After Facebook owning up earlier this month to carrying 3,000 ads from 470 accounts run from a Russian “troll farm” linked to Kremlin, Twitter on Thursday acknowledged detecting 22 of those accounts active on its own platform, with links to 179 more; in all 201, which have since been shut down.
Twitter made a closed-door presentation to congressional investigators probing Russian interference in the 2016 elections, and in a blog tried to allay concerns raised by its admission, saying “we continue to investigate these issues, and will take action on anything that violates our” terms of service.
But Mark Warner, ranking member of the US Senate intelligence committee whose staff had met Twitter officials earlier in the day, was unconvinced the microblogging site was up to the task. “The presentation that the Twitter team made to the Senate Intel staff today was deeply disappointing,” he said.
“The notion that their work was basically derivative, based upon accounts that Facebook had identified, showed an enormous lack of understanding from the Twitter team of how serious this issue is, the threat it poses to democratic institutions, and again, begs many more questions.”
Adam Schiff, ranking member of the House intelligence committee, which also met Twitter officials, was equally unimpressed by Twitter’s presentation.

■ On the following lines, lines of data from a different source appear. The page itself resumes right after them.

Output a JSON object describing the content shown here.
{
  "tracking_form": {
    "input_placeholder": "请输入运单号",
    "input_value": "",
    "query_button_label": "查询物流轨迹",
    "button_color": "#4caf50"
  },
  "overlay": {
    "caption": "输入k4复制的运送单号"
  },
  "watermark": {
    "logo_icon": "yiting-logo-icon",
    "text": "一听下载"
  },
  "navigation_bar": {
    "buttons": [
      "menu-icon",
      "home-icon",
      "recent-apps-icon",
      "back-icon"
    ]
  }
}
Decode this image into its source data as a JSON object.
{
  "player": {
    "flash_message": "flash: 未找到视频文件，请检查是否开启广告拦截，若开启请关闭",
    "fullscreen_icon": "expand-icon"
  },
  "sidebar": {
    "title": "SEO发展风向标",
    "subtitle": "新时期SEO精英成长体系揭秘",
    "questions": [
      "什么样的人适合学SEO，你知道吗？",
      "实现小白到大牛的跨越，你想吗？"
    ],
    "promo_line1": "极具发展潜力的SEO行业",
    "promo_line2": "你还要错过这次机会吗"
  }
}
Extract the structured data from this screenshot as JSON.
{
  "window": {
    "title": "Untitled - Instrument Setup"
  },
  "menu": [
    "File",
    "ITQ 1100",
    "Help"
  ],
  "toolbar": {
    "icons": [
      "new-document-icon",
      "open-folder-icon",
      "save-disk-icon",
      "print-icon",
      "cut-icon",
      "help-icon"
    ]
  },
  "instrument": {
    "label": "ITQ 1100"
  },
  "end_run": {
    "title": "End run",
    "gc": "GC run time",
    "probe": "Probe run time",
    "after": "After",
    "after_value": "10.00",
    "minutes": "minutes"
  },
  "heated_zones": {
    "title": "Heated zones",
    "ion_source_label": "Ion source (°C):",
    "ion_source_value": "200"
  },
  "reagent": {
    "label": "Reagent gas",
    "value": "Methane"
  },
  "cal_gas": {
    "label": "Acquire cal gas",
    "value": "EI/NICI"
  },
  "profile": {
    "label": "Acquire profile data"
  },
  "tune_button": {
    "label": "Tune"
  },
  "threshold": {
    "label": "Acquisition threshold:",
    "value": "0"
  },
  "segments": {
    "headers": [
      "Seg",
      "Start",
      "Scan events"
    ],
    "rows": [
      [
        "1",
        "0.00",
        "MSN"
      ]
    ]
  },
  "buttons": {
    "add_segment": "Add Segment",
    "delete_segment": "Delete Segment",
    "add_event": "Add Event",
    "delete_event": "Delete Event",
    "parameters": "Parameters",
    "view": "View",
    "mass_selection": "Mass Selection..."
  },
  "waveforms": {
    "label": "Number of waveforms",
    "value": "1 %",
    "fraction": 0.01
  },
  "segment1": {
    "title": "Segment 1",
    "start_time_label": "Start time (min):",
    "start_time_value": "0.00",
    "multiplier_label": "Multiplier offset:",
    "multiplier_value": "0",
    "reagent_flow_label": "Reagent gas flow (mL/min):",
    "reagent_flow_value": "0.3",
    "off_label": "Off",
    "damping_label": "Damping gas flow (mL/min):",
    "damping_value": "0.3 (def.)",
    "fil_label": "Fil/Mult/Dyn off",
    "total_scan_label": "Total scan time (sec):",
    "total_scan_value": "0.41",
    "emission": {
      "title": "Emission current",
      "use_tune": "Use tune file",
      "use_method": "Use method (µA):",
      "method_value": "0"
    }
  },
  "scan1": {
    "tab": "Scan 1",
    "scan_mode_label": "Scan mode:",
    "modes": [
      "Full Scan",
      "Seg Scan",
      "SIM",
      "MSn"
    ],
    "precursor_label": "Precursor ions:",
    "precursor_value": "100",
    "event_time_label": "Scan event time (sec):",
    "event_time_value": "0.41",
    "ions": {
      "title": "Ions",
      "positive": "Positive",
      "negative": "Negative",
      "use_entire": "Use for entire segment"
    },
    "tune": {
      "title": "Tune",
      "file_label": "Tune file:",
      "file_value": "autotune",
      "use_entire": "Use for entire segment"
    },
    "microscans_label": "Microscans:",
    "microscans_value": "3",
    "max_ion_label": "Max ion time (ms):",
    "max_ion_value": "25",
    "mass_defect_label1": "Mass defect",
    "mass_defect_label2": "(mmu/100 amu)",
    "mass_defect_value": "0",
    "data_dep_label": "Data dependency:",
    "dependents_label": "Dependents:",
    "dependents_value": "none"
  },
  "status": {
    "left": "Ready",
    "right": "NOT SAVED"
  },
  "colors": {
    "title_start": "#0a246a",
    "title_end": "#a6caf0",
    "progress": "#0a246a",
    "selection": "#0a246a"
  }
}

He said in a statement that Twitter’s catch came from analysis done by Facebook. It was clear, he said, Twitter had “significant forensic work to do on its own”.
Representatives of tech giants Facebook, Twitter and Google, facing increased scrutiny for their inability to detect Russian ads and attempts to distribute misinformation with the view to influencing the election outcome, are scheduled to testify later in the month in a public hearing.
Facebook told congressional investigators earlier in the month it had sold around $100,000 worth of ads to 470 accounts run out of a Russian company known to have worked with the government. These ads began appearing in 2015 and were aimed directly at Democratic candidate Hillary Clinton.
Ads saying Muslims supported Clinton were placed in parts of the United States known to be suspicious of Muslims; and some supporting Black Lives Matter, the civil rights movement, appeared in some black-dominated areas, whereas other ads warned Americans about such groups.
Facebook CEO Mark Zuckerberg had first dismissed reports that his site could have been used to influence the election — through fake news. And had called it a “crazy idea”. In a post on Wednesday, he said he regretted being dismissive about it. “This is too important an issue to be dismissive,” he wrote.
Fake news played a significant role in the last presidential election. A Washington DC pizzeria became a target of online ire flagged in fake news as a base of an alleged child abuse ring run by Hillary Clinton. A man armed with an assault rifle showed up outside one day to rescue the children.
That story had been circulated around on social media websites for weeks, and despite being debunked by fact-checkers and shown as fake by most news publications, it received a retweet even from the son of Michael Flynn, an aide of Donald Trump who was appointed and later fired as national security adviser.